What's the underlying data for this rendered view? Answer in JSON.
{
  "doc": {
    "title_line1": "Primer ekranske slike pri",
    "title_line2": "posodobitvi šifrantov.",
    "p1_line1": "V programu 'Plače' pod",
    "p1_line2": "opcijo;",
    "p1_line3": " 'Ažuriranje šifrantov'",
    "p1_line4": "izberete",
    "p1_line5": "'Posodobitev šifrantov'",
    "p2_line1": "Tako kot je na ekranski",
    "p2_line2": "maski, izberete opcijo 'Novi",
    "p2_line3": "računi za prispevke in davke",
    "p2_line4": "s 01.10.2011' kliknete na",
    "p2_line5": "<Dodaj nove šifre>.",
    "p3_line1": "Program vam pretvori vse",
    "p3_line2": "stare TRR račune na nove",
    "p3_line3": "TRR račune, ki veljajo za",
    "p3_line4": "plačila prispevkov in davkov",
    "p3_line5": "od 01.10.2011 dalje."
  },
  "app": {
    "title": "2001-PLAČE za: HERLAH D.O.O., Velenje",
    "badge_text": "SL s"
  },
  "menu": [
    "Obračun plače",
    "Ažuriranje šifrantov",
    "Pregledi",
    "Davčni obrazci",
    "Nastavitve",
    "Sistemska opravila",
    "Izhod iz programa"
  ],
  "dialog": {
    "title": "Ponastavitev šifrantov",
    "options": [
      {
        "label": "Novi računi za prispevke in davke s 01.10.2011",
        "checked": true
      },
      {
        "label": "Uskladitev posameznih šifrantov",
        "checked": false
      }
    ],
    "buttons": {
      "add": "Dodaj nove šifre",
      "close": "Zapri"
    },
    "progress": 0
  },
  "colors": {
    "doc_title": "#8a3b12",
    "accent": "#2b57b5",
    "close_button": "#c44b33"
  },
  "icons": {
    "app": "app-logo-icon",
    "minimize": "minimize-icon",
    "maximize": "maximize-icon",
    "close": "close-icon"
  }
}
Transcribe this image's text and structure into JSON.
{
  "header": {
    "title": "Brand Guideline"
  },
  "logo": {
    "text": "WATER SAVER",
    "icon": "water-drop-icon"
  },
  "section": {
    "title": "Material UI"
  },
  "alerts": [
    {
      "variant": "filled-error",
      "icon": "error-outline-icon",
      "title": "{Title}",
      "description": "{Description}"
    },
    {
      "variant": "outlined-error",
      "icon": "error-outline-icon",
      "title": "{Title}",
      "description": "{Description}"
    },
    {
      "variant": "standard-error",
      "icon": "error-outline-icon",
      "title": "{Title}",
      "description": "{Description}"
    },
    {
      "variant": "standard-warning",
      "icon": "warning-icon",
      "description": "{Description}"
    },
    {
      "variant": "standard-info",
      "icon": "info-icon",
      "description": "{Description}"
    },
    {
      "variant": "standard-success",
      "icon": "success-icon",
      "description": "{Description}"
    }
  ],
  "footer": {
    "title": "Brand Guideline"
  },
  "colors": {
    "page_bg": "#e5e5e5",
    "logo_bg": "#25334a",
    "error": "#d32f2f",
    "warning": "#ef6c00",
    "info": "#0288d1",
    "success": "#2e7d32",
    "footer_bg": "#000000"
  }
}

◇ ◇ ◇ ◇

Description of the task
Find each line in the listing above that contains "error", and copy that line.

Problem solution
      "variant": "filled-error",
      "icon": "error-outline-icon",
      "variant": "outlined-error",
      "icon": "error-outline-icon",
      "variant": "standard-error",
      "icon": "error-outline-icon",
    "error": "#d32f2f",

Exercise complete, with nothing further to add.